>Today began with a colorful bang when at 1 am I woke up and threw up the fried feast I ingested at the Taste of Chicago. (I shared: saganaki, beer-battered artichoke hearts, a sweet potato biscuit, a piece of turtle candy, seedless watermelon, Eli's frozen chocolate chip cheesecake crunch dipper, pierogies, beignets, blue raspberry Italian ice, garlic-mozzarella cheese bread, boneless rib snadwich, pad Thai noodles, Spumoni ice cream, and hummus and a grape leaf. Husband and I remembered the days when we each kicked off the taste with a piece frozen cheesecake and ended it with a piece of frozen cheesecake...) By 10:30, we were at my aunt's house for brunch to celebrate my granny's birthday for the first time today. (My sister and brother-in-law were leaving and thus missing dinner, which will be at the ever classy Olive Garden, which my granny chose.)

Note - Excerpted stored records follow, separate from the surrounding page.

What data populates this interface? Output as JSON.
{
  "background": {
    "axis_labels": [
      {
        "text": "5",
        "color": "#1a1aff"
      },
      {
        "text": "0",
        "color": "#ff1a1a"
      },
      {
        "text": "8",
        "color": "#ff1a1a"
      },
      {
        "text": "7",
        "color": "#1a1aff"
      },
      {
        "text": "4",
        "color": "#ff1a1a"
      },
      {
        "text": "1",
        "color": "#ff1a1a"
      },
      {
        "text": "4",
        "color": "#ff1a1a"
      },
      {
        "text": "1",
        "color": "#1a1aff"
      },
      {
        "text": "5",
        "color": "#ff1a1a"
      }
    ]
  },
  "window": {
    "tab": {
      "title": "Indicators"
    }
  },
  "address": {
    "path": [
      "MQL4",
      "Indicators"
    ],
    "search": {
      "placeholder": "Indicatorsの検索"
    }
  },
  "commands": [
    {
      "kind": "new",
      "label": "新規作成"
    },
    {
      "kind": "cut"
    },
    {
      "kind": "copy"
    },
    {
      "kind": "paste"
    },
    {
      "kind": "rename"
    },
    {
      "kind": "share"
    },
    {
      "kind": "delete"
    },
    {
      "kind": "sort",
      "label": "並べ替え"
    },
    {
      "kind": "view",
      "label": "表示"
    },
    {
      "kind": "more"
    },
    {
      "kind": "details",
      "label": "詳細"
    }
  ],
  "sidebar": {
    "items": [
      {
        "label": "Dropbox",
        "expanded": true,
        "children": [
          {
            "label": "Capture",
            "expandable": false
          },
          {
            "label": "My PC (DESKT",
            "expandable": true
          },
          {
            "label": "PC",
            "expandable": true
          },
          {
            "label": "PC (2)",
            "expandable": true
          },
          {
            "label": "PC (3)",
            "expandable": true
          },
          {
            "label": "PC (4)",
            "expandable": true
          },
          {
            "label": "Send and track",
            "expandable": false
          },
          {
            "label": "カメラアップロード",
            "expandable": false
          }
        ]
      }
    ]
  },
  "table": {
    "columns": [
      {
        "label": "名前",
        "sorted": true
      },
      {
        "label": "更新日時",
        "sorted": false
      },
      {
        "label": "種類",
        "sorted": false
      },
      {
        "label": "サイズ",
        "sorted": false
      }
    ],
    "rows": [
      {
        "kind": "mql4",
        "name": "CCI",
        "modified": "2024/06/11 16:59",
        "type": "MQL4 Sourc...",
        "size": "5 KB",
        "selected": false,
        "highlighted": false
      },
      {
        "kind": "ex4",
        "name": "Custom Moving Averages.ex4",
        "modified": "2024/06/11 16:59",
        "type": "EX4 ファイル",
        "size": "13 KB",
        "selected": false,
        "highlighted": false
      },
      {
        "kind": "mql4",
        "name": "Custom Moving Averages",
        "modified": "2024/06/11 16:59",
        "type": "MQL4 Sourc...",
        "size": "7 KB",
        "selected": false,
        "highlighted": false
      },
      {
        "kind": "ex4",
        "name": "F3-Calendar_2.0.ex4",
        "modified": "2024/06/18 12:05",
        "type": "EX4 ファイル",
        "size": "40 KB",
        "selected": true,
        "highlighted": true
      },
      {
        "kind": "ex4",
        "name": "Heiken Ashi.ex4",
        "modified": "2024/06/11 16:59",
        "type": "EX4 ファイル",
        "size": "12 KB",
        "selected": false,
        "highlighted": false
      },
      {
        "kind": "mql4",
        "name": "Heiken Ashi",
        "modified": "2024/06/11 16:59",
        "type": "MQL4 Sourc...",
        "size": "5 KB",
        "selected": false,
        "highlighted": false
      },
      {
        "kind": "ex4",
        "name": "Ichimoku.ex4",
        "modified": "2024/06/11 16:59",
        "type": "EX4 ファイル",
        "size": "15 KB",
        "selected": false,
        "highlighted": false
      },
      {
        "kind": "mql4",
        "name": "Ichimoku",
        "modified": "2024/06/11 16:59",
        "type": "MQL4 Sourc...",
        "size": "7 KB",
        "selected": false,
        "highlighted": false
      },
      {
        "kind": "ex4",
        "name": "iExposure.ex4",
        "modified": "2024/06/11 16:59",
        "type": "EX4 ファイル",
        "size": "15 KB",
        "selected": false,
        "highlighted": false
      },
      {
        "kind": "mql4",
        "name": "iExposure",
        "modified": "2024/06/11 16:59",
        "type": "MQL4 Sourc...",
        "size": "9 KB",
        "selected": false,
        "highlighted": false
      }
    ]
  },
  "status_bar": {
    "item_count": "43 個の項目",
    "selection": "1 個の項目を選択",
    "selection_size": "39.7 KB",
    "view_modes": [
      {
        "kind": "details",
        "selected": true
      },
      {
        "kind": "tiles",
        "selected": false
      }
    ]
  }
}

After my aunt served red velvet cake birthday cake, which my mom could not understand ("Did you add food coloring? Why is it red?" she asked repeatedly until my aunt finally yelled that it was Betty Crocker and came that way), it was time for the card exchange. Not only were birthday cards given to Granny, but also anniversary cards to Husband and I, anniversary cards to Sister and Brother-in-Law (3 years on July 7), and birthday cards to Husband (30 years old on July 17). Granny went first. As she struggled to open the envelope of my mom's card, she began mumbling about why anyone would want to seal an envelope.

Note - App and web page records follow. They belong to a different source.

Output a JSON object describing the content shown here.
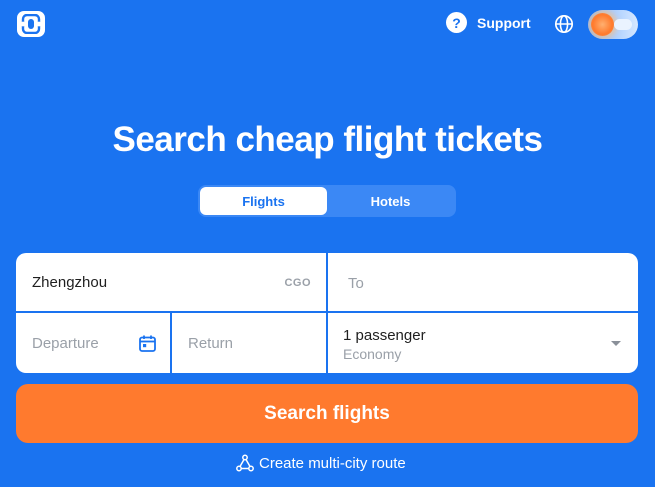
{
  "header": {
    "support_label": "Support",
    "support_icon": "question-icon",
    "language_icon": "globe-icon",
    "theme_icon": "sun-cloud-icon"
  },
  "hero": {
    "title": "Search cheap flight tickets"
  },
  "tabs": [
    {
      "label": "Flights",
      "active": true
    },
    {
      "label": "Hotels",
      "active": false
    }
  ],
  "form": {
    "origin": {
      "value": "Zhengzhou",
      "code": "CGO"
    },
    "destination": {
      "placeholder": "To"
    },
    "departure": {
      "placeholder": "Departure",
      "icon": "calendar-icon"
    },
    "return": {
      "placeholder": "Return"
    },
    "passengers": {
      "count_label": "1 passenger",
      "class_label": "Economy"
    }
  },
  "search_button": {
    "label": "Search flights"
  },
  "multi_city": {
    "label": "Create multi-city route",
    "icon": "route-icon"
  },
  "colors": {
    "background": "#1a73f0",
    "accent": "#ff7a2e",
    "tab_container": "#3b88f5"
  }
}
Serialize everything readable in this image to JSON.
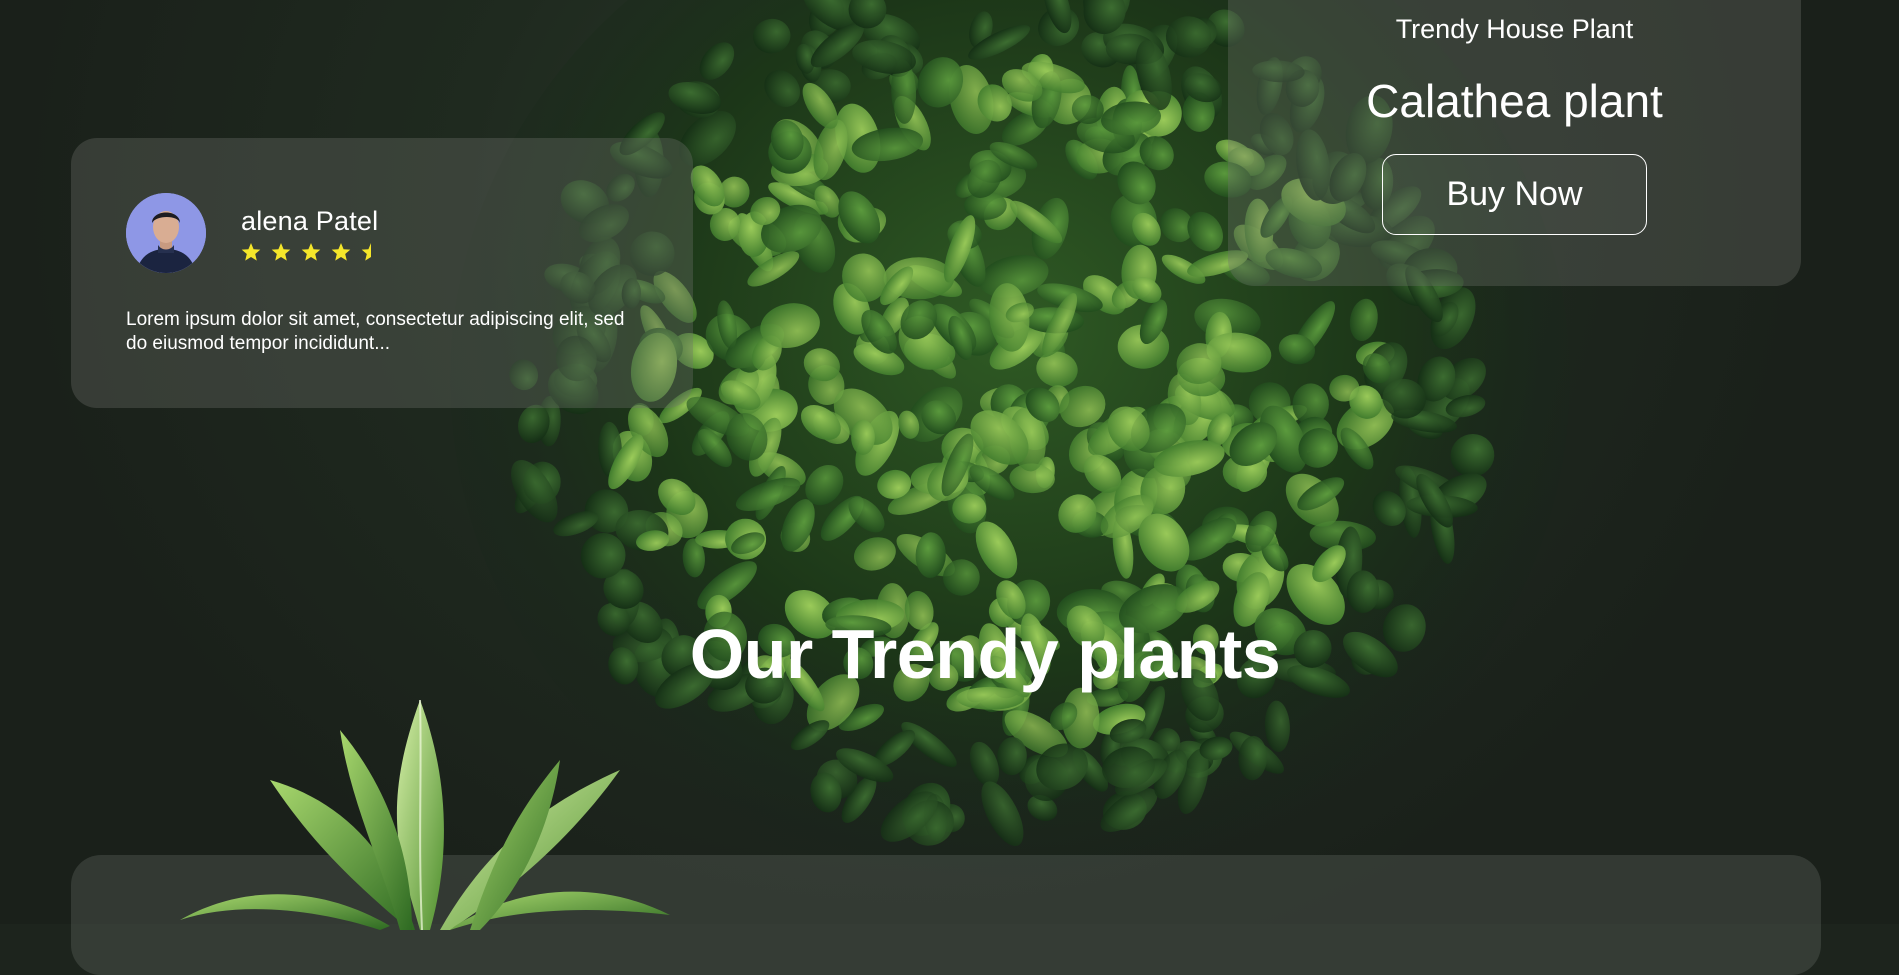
{
  "review": {
    "name": "alena Patel",
    "rating": 4.5,
    "rating_max": 5,
    "text": "Lorem ipsum dolor sit amet, consectetur adipiscing elit, sed do eiusmod tempor incididunt..."
  },
  "product": {
    "kicker": "Trendy House Plant",
    "name": "Calathea plant",
    "buy_label": "Buy Now"
  },
  "section": {
    "title": "Our Trendy plants"
  },
  "colors": {
    "star": "#f5e62a",
    "card": "#6e736c",
    "background": "#1d241d",
    "leaf": "#3f7a33"
  }
}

"You should just tuck it in," she muttered.

"What, are we talking about drag queens?" Husband querried.

Next Granny opened my aunt's card to her. "Ooooh, this is beatiful!" she exclaimed. Then she flipped the card over. "How much was it?"

"It's not a Hallmark card," my aunt helpfully noted.

Justin received a birthday card from my aunt, uncle, and cousin that said on the outside, "Birthdays are like boogers." On the inside, "The more you have, the harder it is to breathe." This prompted my sister to tilt her head back and insist that the sinus surgery she had in April enable people to look up her nose and into her brain. My mom said it was too dark in the dining room and she'd have to look again when we got outside.

More cards were opened. "Show us yours," my aunt requested. "You show me yours, I'll show you mine," my mom replied.

Yes, I am looking forward to dinner.